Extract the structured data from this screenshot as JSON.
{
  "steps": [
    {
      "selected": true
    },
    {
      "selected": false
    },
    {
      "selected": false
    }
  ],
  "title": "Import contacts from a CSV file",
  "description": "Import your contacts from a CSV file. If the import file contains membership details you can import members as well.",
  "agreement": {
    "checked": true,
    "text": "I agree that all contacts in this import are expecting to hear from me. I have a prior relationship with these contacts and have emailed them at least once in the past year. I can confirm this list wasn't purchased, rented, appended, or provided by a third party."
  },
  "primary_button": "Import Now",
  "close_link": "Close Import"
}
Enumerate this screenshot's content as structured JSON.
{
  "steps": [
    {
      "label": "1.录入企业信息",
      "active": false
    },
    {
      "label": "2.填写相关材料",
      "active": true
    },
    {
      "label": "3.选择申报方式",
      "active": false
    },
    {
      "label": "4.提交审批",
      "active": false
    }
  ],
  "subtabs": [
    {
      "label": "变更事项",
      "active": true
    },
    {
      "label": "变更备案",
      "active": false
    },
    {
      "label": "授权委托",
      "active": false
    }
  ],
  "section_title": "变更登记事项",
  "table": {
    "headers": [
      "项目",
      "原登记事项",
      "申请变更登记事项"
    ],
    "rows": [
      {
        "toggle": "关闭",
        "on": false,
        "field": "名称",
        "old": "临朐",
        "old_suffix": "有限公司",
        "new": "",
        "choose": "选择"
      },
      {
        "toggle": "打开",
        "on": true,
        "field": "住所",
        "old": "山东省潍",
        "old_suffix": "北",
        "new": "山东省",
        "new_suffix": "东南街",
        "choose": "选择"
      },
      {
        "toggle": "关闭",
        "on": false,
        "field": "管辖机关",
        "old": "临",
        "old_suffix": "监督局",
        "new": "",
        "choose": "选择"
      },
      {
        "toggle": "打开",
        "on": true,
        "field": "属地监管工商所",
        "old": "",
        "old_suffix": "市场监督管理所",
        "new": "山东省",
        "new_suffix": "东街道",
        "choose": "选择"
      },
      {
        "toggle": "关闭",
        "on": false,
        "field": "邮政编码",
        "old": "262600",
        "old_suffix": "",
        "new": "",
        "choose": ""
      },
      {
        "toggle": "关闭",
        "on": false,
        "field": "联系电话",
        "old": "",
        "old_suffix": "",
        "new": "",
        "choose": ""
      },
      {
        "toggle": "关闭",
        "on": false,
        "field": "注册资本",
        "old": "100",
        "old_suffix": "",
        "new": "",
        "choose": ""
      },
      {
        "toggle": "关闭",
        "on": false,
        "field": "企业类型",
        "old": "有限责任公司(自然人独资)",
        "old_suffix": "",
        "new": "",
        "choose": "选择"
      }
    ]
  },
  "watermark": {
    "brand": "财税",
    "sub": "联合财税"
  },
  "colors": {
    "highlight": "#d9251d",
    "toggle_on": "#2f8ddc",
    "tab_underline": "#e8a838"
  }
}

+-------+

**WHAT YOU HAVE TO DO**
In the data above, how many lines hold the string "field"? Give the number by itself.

**OUTPUT**
8